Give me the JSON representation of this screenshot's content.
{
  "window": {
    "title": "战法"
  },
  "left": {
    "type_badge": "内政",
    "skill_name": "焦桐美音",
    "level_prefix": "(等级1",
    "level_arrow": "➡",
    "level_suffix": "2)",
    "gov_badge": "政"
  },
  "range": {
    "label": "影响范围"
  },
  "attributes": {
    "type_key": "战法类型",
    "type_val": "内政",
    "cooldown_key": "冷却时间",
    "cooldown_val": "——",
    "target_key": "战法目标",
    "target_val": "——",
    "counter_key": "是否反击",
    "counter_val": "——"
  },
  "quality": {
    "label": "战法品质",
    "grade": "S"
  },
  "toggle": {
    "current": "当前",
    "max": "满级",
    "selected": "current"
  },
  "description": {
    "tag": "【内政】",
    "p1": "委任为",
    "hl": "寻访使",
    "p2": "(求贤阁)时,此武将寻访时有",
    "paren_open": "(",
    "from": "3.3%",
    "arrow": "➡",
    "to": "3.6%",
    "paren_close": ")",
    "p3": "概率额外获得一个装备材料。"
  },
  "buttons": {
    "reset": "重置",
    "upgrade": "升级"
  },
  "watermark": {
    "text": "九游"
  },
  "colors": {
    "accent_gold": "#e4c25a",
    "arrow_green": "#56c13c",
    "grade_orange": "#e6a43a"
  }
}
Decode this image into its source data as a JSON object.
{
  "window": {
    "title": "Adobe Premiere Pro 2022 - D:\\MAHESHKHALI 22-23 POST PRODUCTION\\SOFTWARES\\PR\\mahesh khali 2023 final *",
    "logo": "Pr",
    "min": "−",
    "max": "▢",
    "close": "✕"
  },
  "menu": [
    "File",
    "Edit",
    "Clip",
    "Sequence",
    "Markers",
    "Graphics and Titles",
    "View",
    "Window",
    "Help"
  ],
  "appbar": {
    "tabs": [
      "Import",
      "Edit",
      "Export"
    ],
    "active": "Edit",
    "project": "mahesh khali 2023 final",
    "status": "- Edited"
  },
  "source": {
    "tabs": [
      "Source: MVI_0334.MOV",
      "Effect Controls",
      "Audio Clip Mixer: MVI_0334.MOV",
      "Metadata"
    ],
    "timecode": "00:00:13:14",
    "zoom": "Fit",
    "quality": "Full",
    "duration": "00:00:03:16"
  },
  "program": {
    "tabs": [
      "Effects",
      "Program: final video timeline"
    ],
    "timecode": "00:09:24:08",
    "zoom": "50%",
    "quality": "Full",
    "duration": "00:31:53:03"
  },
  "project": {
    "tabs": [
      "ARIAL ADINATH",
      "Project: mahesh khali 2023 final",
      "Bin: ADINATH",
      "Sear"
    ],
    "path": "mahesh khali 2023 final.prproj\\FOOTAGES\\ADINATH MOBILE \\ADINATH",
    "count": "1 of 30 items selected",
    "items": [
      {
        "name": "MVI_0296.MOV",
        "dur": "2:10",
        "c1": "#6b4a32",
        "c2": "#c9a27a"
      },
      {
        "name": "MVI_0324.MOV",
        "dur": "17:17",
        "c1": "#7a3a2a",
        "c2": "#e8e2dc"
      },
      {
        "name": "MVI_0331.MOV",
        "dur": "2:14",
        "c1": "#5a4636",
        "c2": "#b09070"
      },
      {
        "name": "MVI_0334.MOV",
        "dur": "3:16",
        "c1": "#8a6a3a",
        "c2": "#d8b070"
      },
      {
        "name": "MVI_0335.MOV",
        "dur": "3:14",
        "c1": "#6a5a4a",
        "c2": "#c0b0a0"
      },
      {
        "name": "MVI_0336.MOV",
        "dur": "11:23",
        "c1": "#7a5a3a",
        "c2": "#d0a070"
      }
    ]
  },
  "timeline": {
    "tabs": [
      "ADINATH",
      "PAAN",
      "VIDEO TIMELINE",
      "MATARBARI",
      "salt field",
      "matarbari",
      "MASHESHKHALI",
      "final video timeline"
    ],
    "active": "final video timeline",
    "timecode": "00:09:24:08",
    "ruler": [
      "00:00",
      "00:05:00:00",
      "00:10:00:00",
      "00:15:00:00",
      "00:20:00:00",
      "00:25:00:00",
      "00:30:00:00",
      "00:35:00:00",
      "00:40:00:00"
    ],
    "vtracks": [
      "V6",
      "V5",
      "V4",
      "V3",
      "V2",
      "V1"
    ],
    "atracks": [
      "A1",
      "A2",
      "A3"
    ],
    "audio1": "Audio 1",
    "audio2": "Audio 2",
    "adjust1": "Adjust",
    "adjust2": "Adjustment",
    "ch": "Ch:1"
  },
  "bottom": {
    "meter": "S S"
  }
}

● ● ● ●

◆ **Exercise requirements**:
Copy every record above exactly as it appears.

◆ **Solution for this exercise**:
Give me the JSON representation of this screenshot's content.
{
  "window": {
    "title": "战法"
  },
  "left": {
    "type_badge": "内政",
    "skill_name": "焦桐美音",
    "level_prefix": "(等级1",
    "level_arrow": "➡",
    "level_suffix": "2)",
    "gov_badge": "政"
  },
  "range": {
    "label": "影响范围"
  },
  "attributes": {
    "type_key": "战法类型",
    "type_val": "内政",
    "cooldown_key": "冷却时间",
    "cooldown_val": "——",
    "target_key": "战法目标",
    "target_val": "——",
    "counter_key": "是否反击",
    "counter_val": "——"
  },
  "quality": {
    "label": "战法品质",
    "grade": "S"
  },
  "toggle": {
    "current": "当前",
    "max": "满级",
    "selected": "current"
  },
  "description": {
    "tag": "【内政】",
    "p1": "委任为",
    "hl": "寻访使",
    "p2": "(求贤阁)时,此武将寻访时有",
    "paren_open": "(",
    "from": "3.3%",
    "arrow": "➡",
    "to": "3.6%",
    "paren_close": ")",
    "p3": "概率额外获得一个装备材料。"
  },
  "buttons": {
    "reset": "重置",
    "upgrade": "升级"
  },
  "watermark": {
    "text": "九游"
  },
  "colors": {
    "accent_gold": "#e4c25a",
    "arrow_green": "#56c13c",
    "grade_orange": "#e6a43a"
  }
}
Decode this image into its source data as a JSON object.
{
  "window": {
    "title": "Adobe Premiere Pro 2022 - D:\\MAHESHKHALI 22-23 POST PRODUCTION\\SOFTWARES\\PR\\mahesh khali 2023 final *",
    "logo": "Pr",
    "min": "−",
    "max": "▢",
    "close": "✕"
  },
  "menu": [
    "File",
    "Edit",
    "Clip",
    "Sequence",
    "Markers",
    "Graphics and Titles",
    "View",
    "Window",
    "Help"
  ],
  "appbar": {
    "tabs": [
      "Import",
      "Edit",
      "Export"
    ],
    "active": "Edit",
    "project": "mahesh khali 2023 final",
    "status": "- Edited"
  },
  "source": {
    "tabs": [
      "Source: MVI_0334.MOV",
      "Effect Controls",
      "Audio Clip Mixer: MVI_0334.MOV",
      "Metadata"
    ],
    "timecode": "00:00:13:14",
    "zoom": "Fit",
    "quality": "Full",
    "duration": "00:00:03:16"
  },
  "program": {
    "tabs": [
      "Effects",
      "Program: final video timeline"
    ],
    "timecode": "00:09:24:08",
    "zoom": "50%",
    "quality": "Full",
    "duration": "00:31:53:03"
  },
  "project": {
    "tabs": [
      "ARIAL ADINATH",
      "Project: mahesh khali 2023 final",
      "Bin: ADINATH",
      "Sear"
    ],
    "path": "mahesh khali 2023 final.prproj\\FOOTAGES\\ADINATH MOBILE \\ADINATH",
    "count": "1 of 30 items selected",
    "items": [
      {
        "name": "MVI_0296.MOV",
        "dur": "2:10",
        "c1": "#6b4a32",
        "c2": "#c9a27a"
      },
      {
        "name": "MVI_0324.MOV",
        "dur": "17:17",
        "c1": "#7a3a2a",
        "c2": "#e8e2dc"
      },
      {
        "name": "MVI_0331.MOV",
        "dur": "2:14",
        "c1": "#5a4636",
        "c2": "#b09070"
      },
      {
        "name": "MVI_0334.MOV",
        "dur": "3:16",
        "c1": "#8a6a3a",
        "c2": "#d8b070"
      },
      {
        "name": "MVI_0335.MOV",
        "dur": "3:14",
        "c1": "#6a5a4a",
        "c2": "#c0b0a0"
      },
      {
        "name": "MVI_0336.MOV",
        "dur": "11:23",
        "c1": "#7a5a3a",
        "c2": "#d0a070"
      }
    ]
  },
  "timeline": {
    "tabs": [
      "ADINATH",
      "PAAN",
      "VIDEO TIMELINE",
      "MATARBARI",
      "salt field",
      "matarbari",
      "MASHESHKHALI",
      "final video timeline"
    ],
    "active": "final video timeline",
    "timecode": "00:09:24:08",
    "ruler": [
      "00:00",
      "00:05:00:00",
      "00:10:00:00",
      "00:15:00:00",
      "00:20:00:00",
      "00:25:00:00",
      "00:30:00:00",
      "00:35:00:00",
      "00:40:00:00"
    ],
    "vtracks": [
      "V6",
      "V5",
      "V4",
      "V3",
      "V2",
      "V1"
    ],
    "atracks": [
      "A1",
      "A2",
      "A3"
    ],
    "audio1": "Audio 1",
    "audio2": "Audio 2",
    "adjust1": "Adjust",
    "adjust2": "Adjustment",
    "ch": "Ch:1"
  },
  "bottom": {
    "meter": "S S"
  }
}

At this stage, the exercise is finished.